Water for All
Singapore's multi-disciplinary design for a sustainable water supply aims to make the island city-state self-reliant

Singapore doesn’t have much in the way of land and natural resources, says Yap Kheng Guan, Director of the Public Utilities Board’s (PUB) 3P Network for strategic communications and community relations. The nation has a population of about 4.8 million, and they have a big challenge in making sure there’s enough water for everybody.

The Water For All program identifies four key sources of water for Singapore, sometimes referred to in the PUB’s aggressive literature as the “Four National Taps”: water from local catchment areas, imported water, desalinated water and reclaimed or recycled water, called NEWater.

“What we have is what we call a ‘holistic’ water-management system. It starts with a look at all aspects of the water cycle and integrates it in a way that we optimize every drop of water that comes our way. Whether it’s rainwater or water after consumption, every drop of water is, as much as we can, honored and utilized.

To preserve rainwater, the agency has gone into areas that would not have been considered for water-catchment by conventional engineers. For example, they’ve looked at wastewater that would otherwise be thrown out to the sea. After collection, it’s purifed and then becomes another source of water.

“This design started off as a very practical thing: looking for enough water for a population that is growing,” Yap says. “But we’re also beginning now to realize the system has allowed us to go beyond function, beyond the practical side.”

“We’re very proud of the Marina Barrage. It’s a reservoir, but it’s proving itself a fantastic place for a family to go and enjoy themselves. It’s designed to support community events, chances to learn about environmental sustainability. You can just go and enjoy the scenery, absorb the ambiance.  It adds a lot to the quality of community life in Singapore.”

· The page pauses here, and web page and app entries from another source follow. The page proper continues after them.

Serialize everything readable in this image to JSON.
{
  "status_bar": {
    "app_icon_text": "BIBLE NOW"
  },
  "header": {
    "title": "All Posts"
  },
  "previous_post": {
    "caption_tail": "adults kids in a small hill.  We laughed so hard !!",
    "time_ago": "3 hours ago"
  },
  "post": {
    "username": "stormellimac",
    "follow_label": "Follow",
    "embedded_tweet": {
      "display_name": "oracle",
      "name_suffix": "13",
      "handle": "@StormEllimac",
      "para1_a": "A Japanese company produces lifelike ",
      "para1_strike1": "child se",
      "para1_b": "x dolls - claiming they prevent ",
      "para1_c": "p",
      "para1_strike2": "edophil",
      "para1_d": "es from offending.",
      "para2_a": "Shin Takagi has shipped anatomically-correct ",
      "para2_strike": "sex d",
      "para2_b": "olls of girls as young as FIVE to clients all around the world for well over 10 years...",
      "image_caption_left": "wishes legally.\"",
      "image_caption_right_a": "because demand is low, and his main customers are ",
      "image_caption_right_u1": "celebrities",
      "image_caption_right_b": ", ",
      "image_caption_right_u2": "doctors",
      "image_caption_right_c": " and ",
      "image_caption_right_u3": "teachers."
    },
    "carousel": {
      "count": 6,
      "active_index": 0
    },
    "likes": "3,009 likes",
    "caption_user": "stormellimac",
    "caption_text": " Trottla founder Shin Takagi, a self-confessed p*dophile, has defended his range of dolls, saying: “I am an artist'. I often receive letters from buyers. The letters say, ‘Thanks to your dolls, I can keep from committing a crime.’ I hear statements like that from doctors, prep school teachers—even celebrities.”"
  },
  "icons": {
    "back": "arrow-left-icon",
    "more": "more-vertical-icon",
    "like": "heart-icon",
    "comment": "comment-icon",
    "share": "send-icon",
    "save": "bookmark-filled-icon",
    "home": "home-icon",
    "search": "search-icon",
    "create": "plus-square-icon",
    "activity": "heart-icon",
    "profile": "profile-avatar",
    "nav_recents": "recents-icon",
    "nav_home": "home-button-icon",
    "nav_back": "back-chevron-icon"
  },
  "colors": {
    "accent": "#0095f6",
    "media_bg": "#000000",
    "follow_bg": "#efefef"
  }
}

Designed by
PUB, The National Water Agency of Singapore - Singapore